The Stanford d.school at Stanford University is a large proponent of human-centered design and teaches innovative approaches to human problems by focusing on empathy-informed solutions.
Human-centered design has been both lauded and criticised for its ability to actively solve problems with affected communities. Criticisms include the inability of human-centered design to push the boundaries of available technology by solely tailoring to the demands of present-day solutions, rather than focus on possible future solutions. In addition, human-centered design often considers context, but does not offer tailored approaches for very specific groups of people. New research on innovative approaches include youth-centered health design, which focuses on youth as the central aspect with particular needs and limitations not always addressed by human-centered design approaches.

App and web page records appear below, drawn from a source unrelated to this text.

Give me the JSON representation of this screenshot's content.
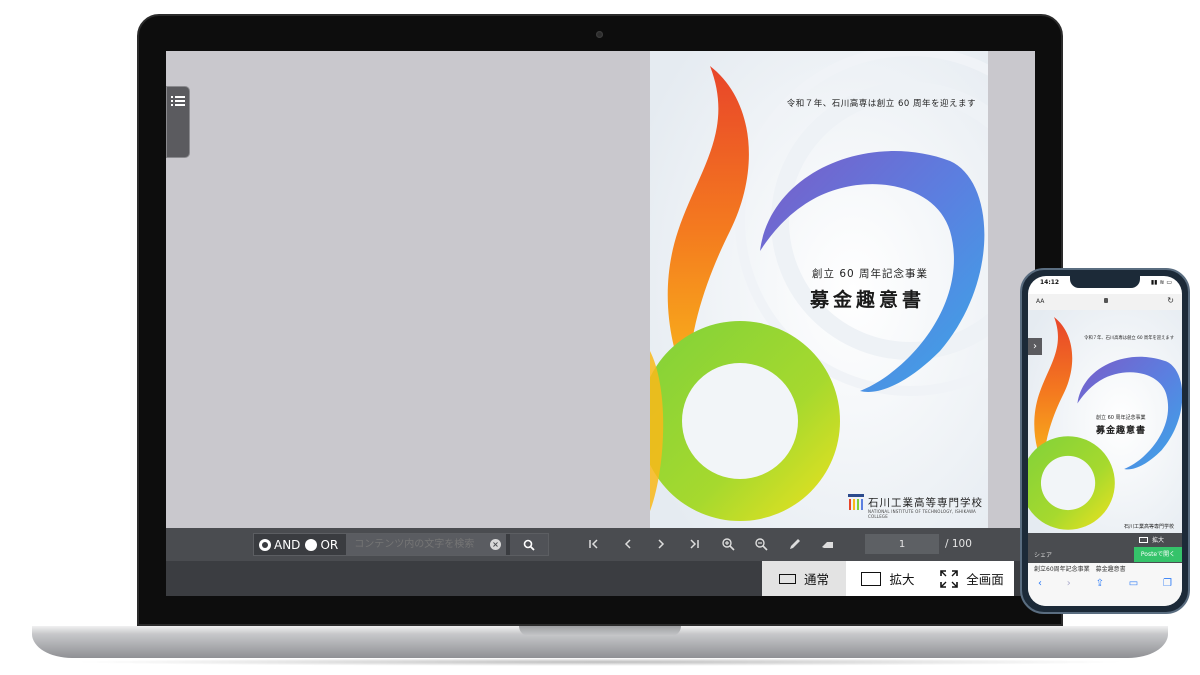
{
  "viewer": {
    "search": {
      "and_label": "AND",
      "or_label": "OR",
      "placeholder": "コンテンツ内の文字を検索"
    },
    "pagination": {
      "current": "1",
      "total": "/ 100"
    },
    "modes": {
      "normal": "通常",
      "zoom": "拡大",
      "full": "全画面"
    }
  },
  "cover": {
    "tagline": "令和７年、石川高専は創立 60 周年を迎えます",
    "subtitle": "創立 60 周年記念事業",
    "title": "募金趣意書",
    "school": "石川工業高等専門学校",
    "school_en": "NATIONAL INSTITUTE OF TECHNOLOGY, ISHIKAWA COLLEGE"
  },
  "phone": {
    "time": "14:12",
    "address_aa": "AA",
    "zoom_label": "拡大",
    "share_label": "シェア",
    "poste_label": "Posteで開く",
    "title_strip": "創立60周年記念事業　募金趣意書"
  },
  "colors": {
    "toolbar": "#4a4c50",
    "viewer_bg": "#c9c8cd",
    "accent_green": "#35c36a",
    "ios_blue": "#2f7cf6"
  }
}
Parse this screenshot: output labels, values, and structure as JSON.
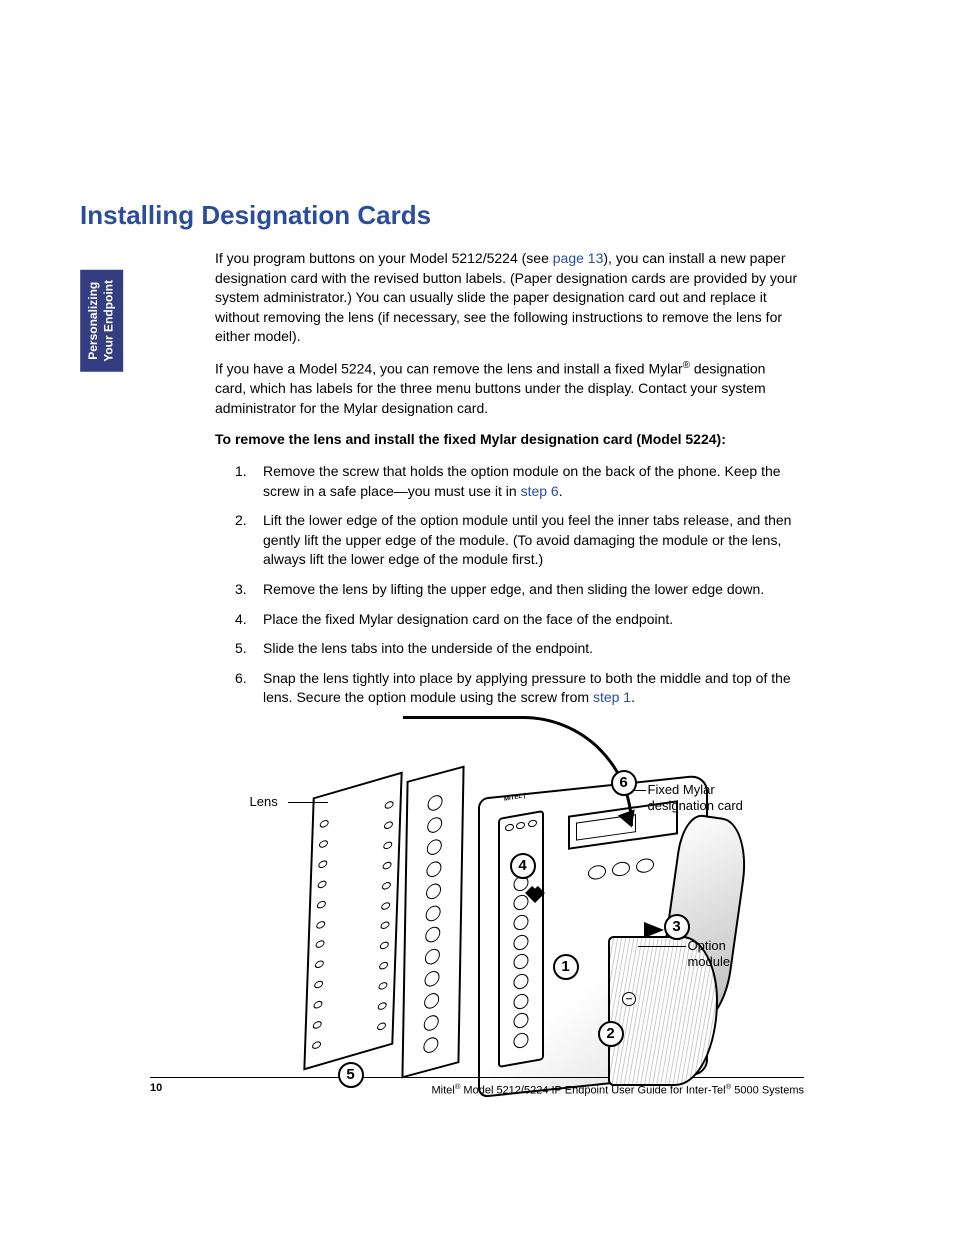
{
  "sideTab": {
    "line1": "Personalizing",
    "line2": "Your Endpoint"
  },
  "heading": "Installing Designation Cards",
  "para1": {
    "t1": "If you program buttons on your Model 5212/5224 (see ",
    "link": "page 13",
    "t2": "), you can install a new paper designation card with the revised button labels. (Paper designation cards are provided by your system administrator.) You can usually slide the paper designation card out and replace it without removing the lens (if necessary, see the following instructions to remove the lens for either model)."
  },
  "para2": {
    "t1": "If you have a Model 5224, you can remove the lens and install a fixed Mylar",
    "sup": "®",
    "t2": " designation card, which has labels for the three menu buttons under the display. Contact your system administrator for the Mylar designation card."
  },
  "boldIntro": "To remove the lens and install the fixed Mylar designation card (Model 5224):",
  "steps": [
    {
      "t1": "Remove the screw that holds the option module on the back of the phone. Keep the screw in a safe place—you must use it in ",
      "link": "step 6",
      "t2": "."
    },
    {
      "t1": "Lift the lower edge of the option module until you feel the inner tabs release, and then gently lift the upper edge of the module. (To avoid damaging the module or the lens, always lift the lower edge of the module first.)",
      "link": "",
      "t2": ""
    },
    {
      "t1": "Remove the lens by lifting the upper edge, and then sliding the lower edge down.",
      "link": "",
      "t2": ""
    },
    {
      "t1": "Place the fixed Mylar designation card on the face of the endpoint.",
      "link": "",
      "t2": ""
    },
    {
      "t1": "Slide the lens tabs into the underside of the endpoint.",
      "link": "",
      "t2": ""
    },
    {
      "t1": "Snap the lens tightly into place by applying pressure to both the middle and top of the lens. Secure the option module using the screw from ",
      "link": "step 1",
      "t2": "."
    }
  ],
  "figure": {
    "lensLabel": "Lens",
    "mylarLabel": "Fixed Mylar designation card",
    "optionLabel": "Option module",
    "bubbles": {
      "b1": "1",
      "b2": "2",
      "b3": "3",
      "b4": "4",
      "b5": "5",
      "b6": "6"
    },
    "badge": "MITEL |"
  },
  "footer": {
    "page": "10",
    "t1": "Mitel",
    "sup1": "®",
    "t2": " Model 5212/5224 IP Endpoint User Guide for Inter-Tel",
    "sup2": "®",
    "t3": " 5000 Systems"
  }
}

Whilst users are very important for some types of innovation (namely incremental innovation), focusing too much on the user may result in producing an outdated or no longer necessary product or service. This is because the insights that you achieve from studying the user today are insights that are related to the users of today and the environment she or he lives in today. If your solution will be available only two or three years from now, your user may have developed new preferences, wants and needs by then.